In the last few weeks Twitter has really crashes into Wall Street in a big way.
Let’s backtrack to the social media site’s latest power moves:
While Cyprus was collapsing, analysts found that it was one of the only ways to get fast, accurate information. It completely beat the sell-side to the punch.
The acknowledgment of that was an informal breakthrough, but now Twitter’s power is being officially recognised.
This week the SEC ruled that investors and companies should be able to communicate through social media — that’s partly because they already are.
Now today, Bloomberg has completely integrated Twitter into its oh-so-ubiquitous terminal.
This is a recognition of the fact that for many traders Twitter is a service they must pay attention to.
Of course, not everyone is excited about Wall Street’s new romance with social media. Warren Buffett’s Berkshire Hathaway is calling the SEC’s new rules to open up corporate communication on social media a “disservice” to investors, according to Bloomberg.
However Oracle is probably too late.
CEOs, Wall Street analysts, and investors of all stripes are already tweeting more than ever, so the SEC’s new rule allowing the use of social media seems like the next logical step.
The change stems from an investigation into the information that Netflix CEO Reed Hasting put on his Facebook page last year. The information was not disclosed in company filings and caused Netflix’s stock to increase from $70.45 at the time of the Facebook post to $81.72 at the close of the following trading day.
The thing is, you can’t put a cat back in a bag.
So ultimately, the agency determined that as long as investors know to look at social media for information, and anyone can get access it, corporate America is fine to use sites like Twitter and Facebook to make announcements.
And speaking of Twitter, Wall Street now has an easier connection to it than ever before. Bloomberg announced that it completely integrated Twitter into its terminals. If you have one, go use the function ‘TWITTER GO’ and see what happens.
Or you can just check out what pops up in the screenshot below:
This is Twitter on Bloomberg. This page allows a user to customise their stream by industry, market, company or Tweeter (people). A user can also make the news flow light or heavy, and perhaps the coolest thing is the “Bloomberg Social Velocity” component.
Under that bar (you can’t see it in this shot) is a list of companies that are trending for the day.
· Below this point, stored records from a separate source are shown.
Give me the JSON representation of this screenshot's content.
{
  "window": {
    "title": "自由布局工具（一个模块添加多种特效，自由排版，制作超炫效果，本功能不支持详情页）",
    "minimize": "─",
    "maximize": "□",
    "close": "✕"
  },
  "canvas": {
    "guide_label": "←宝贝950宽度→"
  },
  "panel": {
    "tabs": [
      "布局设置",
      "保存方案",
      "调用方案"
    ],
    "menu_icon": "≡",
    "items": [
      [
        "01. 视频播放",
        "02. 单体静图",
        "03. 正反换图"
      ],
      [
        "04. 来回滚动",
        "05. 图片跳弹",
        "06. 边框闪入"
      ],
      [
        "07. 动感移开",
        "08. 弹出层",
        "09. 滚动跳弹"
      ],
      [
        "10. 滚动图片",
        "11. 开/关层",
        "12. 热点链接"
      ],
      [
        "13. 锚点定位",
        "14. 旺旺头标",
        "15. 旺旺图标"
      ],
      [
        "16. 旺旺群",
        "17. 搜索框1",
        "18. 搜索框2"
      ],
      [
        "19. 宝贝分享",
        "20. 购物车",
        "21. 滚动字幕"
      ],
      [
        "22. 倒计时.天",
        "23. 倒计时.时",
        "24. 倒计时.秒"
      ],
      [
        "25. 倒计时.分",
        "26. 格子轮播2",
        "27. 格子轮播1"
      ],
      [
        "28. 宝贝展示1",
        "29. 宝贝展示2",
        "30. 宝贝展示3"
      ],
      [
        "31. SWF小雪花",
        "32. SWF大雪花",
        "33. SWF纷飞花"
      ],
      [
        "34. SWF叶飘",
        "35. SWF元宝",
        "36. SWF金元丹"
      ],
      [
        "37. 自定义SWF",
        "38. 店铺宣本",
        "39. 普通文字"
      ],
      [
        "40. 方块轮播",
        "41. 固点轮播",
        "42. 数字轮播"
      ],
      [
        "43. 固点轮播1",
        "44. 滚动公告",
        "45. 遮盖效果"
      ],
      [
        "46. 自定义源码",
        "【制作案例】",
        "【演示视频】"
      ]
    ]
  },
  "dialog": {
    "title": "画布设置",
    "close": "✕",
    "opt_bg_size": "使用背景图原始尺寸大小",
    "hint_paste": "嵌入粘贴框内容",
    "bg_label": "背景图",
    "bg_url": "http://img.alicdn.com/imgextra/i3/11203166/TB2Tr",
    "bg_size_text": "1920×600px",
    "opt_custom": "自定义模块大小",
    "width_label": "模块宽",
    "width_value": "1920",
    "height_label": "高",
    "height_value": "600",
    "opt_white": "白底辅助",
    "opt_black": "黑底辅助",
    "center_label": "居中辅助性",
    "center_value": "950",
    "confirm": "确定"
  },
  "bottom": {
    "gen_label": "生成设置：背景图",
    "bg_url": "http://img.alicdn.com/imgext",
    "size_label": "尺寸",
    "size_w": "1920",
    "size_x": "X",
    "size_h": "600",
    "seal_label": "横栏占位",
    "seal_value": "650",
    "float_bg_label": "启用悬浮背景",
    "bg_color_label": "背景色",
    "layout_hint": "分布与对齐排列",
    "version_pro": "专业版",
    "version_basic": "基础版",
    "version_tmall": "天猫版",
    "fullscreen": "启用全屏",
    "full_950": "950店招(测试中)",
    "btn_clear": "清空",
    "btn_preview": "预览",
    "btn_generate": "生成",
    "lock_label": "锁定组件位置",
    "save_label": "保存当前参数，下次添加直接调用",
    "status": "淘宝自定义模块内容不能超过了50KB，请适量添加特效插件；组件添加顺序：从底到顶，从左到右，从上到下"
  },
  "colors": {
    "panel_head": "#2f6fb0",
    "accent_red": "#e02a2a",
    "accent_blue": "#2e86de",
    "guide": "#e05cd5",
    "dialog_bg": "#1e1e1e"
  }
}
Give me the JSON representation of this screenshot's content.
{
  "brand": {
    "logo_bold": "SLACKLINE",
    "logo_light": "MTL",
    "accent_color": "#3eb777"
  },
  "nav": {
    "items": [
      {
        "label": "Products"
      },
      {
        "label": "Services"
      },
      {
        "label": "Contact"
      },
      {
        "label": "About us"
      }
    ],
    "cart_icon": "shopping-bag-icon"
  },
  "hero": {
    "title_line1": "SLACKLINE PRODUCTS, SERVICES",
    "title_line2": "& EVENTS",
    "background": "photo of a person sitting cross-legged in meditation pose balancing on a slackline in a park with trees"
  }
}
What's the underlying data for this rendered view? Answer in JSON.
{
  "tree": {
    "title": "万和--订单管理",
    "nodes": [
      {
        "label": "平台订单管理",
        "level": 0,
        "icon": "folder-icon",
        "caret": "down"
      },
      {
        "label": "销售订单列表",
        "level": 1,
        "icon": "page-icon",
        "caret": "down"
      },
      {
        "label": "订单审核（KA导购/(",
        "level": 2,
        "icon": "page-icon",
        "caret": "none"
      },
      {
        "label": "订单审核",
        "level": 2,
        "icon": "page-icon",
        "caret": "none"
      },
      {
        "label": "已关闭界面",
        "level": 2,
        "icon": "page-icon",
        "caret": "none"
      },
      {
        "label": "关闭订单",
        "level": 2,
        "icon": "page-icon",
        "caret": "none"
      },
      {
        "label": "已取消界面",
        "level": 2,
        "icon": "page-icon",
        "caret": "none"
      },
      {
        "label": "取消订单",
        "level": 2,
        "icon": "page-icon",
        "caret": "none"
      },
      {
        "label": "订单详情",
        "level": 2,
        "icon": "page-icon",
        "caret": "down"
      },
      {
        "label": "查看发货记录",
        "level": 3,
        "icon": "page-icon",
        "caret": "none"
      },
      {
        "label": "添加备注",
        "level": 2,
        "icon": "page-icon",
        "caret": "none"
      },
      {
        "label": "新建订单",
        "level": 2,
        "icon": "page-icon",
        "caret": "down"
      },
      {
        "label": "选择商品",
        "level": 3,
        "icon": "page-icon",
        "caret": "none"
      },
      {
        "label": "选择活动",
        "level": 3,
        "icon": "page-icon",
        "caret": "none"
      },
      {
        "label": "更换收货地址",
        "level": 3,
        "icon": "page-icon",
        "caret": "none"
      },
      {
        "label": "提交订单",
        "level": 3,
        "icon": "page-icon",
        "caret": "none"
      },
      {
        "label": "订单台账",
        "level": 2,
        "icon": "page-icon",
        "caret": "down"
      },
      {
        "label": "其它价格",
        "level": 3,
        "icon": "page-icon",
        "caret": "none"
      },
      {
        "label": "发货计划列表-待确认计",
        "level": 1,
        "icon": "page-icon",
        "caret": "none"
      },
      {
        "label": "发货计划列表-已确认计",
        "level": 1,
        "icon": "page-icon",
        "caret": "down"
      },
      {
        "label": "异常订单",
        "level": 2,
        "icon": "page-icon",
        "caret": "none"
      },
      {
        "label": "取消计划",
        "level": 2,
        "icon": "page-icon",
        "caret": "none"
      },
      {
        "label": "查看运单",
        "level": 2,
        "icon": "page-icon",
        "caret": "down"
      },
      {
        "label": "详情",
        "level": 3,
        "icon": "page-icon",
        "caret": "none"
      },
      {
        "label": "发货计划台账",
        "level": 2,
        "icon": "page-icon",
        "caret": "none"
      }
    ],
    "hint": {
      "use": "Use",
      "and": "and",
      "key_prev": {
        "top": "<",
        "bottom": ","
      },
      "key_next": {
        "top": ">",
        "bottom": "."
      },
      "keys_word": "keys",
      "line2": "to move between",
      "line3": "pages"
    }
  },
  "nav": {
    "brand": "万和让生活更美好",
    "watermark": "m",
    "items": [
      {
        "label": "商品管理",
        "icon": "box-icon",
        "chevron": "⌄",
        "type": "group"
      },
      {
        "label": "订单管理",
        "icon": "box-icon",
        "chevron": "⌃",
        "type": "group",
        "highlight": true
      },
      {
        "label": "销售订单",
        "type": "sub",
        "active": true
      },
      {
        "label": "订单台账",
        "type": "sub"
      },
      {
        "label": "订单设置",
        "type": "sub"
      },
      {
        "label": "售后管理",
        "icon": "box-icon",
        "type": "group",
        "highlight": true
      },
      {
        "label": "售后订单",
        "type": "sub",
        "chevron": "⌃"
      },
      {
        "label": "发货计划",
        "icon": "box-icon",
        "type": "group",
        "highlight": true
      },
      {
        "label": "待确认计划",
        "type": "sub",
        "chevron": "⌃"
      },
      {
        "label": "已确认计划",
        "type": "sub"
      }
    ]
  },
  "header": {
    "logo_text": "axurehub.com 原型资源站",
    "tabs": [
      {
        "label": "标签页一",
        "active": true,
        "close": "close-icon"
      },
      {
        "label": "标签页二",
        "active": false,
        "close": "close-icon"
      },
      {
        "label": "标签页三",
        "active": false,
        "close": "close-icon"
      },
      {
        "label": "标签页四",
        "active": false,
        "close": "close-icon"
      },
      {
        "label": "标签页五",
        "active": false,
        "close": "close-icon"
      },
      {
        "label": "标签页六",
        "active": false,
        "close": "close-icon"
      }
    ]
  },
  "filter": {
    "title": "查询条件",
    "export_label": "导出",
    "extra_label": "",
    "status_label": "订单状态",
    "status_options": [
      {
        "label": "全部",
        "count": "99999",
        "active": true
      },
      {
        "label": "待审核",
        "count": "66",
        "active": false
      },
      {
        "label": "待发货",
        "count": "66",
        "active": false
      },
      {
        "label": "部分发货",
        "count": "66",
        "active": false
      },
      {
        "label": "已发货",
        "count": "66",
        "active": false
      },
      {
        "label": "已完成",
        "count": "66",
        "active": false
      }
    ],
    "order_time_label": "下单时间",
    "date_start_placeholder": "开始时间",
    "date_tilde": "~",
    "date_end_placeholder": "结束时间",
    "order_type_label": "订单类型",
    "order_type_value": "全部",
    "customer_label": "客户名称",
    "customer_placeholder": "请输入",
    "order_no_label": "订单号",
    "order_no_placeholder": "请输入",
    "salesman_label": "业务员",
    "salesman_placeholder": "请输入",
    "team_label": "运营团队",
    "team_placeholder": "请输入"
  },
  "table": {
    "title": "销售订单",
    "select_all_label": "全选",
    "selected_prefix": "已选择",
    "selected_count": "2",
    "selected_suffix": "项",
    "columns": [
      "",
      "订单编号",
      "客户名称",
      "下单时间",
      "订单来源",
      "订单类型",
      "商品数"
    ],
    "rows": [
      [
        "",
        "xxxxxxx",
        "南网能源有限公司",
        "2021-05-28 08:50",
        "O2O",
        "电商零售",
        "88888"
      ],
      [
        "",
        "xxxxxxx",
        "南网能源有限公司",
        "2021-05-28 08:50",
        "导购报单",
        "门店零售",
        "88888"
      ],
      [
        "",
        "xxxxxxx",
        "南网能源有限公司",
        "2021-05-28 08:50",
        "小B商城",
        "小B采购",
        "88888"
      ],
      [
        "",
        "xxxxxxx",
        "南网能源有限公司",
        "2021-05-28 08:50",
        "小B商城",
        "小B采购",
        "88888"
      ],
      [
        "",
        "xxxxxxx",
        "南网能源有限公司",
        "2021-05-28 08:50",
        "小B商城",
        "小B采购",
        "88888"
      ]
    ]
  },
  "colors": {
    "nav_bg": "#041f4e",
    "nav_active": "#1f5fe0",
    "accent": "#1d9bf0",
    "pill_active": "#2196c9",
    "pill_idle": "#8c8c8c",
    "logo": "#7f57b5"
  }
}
When you click on them, a chart pops up that tracks how much the company is being talked about throughout the day in 30 minute increments. You can also see the Tweets that have been Tweeted about the company.
If you’re an analyst, you have to love having the ability to see what people are talking about right at your fingertips.
If you’re a CEO, you should know investors and analysts are watching your company and what’s being said about it.
If you’re Twitter, you’re high-fiving everything.